The benefits for companies using social media to reach customers are much discussed. But there has been woefully little mention in the conversation of the benefits of using social media to increase the efficiency of communications inside the organization – and as a result, productivity and revenue.
A recently released McKinsey report finds that, while nearly three-quarters of organisations use social media to engage with external audiences, twice as much potential exists in using social tools internally. The report suggests that social platforms for internal comms could increase productivity by up to 25% and unlock up to (get this!) $1.3trillion in ‘annual value’, just across the 4 sectors its research covered.
In June, I reasoned in my blog post, Social At Work, that social media was a powerful conduit for information-flow and knowledge-sharing inside any organization (much like it is outside), enabling workers to more easily keep informed about, and engaged in, developments and events across the entire operation.

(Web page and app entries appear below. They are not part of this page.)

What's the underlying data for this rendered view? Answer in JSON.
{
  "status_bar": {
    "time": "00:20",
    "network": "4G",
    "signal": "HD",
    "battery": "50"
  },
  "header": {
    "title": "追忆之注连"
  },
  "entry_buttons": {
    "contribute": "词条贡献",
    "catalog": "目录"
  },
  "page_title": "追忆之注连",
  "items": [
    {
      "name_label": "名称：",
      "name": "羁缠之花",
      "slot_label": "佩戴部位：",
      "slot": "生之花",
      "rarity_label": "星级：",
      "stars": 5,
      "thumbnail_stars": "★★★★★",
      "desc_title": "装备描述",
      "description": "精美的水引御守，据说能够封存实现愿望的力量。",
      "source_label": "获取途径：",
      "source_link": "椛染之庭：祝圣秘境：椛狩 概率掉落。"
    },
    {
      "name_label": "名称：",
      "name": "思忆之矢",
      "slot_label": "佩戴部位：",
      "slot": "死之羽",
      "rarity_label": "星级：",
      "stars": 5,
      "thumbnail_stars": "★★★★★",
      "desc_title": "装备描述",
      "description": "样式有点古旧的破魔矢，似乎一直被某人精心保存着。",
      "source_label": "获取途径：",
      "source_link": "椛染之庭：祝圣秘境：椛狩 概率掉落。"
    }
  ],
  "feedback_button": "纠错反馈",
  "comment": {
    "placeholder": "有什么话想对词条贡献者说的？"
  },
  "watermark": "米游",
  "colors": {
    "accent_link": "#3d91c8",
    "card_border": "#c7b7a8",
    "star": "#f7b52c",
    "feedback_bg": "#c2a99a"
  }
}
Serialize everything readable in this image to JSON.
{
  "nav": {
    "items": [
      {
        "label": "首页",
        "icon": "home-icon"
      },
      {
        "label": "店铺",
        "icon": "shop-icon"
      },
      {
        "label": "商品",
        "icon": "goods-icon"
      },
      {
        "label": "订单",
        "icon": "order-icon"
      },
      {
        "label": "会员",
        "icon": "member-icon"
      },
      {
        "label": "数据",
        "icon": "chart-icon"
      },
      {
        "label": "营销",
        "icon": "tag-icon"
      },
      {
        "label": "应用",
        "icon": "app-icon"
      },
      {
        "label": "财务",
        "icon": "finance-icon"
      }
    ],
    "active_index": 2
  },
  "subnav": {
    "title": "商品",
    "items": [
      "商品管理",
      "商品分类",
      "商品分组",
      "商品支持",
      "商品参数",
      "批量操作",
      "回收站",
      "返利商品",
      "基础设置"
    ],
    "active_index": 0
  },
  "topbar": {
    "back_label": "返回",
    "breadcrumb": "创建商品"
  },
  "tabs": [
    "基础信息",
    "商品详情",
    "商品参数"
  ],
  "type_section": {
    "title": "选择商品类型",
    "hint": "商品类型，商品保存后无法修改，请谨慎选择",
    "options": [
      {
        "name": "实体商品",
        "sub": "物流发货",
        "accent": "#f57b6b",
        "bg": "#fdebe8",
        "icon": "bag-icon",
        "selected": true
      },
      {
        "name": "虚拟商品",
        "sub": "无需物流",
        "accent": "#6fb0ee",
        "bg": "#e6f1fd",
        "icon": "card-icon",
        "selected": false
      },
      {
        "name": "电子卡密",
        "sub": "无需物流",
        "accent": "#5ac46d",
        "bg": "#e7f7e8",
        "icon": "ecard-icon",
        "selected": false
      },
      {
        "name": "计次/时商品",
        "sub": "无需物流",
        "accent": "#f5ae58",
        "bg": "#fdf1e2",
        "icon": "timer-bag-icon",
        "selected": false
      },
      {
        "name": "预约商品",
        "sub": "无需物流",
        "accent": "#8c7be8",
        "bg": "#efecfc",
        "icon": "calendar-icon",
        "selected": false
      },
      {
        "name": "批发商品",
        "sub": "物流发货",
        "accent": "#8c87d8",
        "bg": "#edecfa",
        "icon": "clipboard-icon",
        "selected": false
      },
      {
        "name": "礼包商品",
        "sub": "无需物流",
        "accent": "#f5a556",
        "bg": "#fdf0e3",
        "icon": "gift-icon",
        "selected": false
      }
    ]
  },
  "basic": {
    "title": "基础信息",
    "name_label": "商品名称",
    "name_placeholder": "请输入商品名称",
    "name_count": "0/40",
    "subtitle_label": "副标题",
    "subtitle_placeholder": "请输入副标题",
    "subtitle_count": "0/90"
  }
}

How many times have you heard disgruntled employees lamenting that they ‘don’t know what’s going on?’ Enhanced product knowledge, increased morale, more relevance, and fewer hours wasted in meetings, being just some of the obvious benefits of adopting a ‘social-culture’ for internal communications.
If only half of the reported 3 billion meetings that occur in the US ever year are a waste of time, then I estimate the direct cost to US industry to be well in excess of $100bn (being ultra conservative) in employees’ time alone. Is this not reason enough to consider the social media alternatives?
McKinsey also reaffirms my point that the real challenge for companies hoping to adopt social media as a platform for internal communications is in affecting the requisite changes in culture – installing the technology is the easy bit.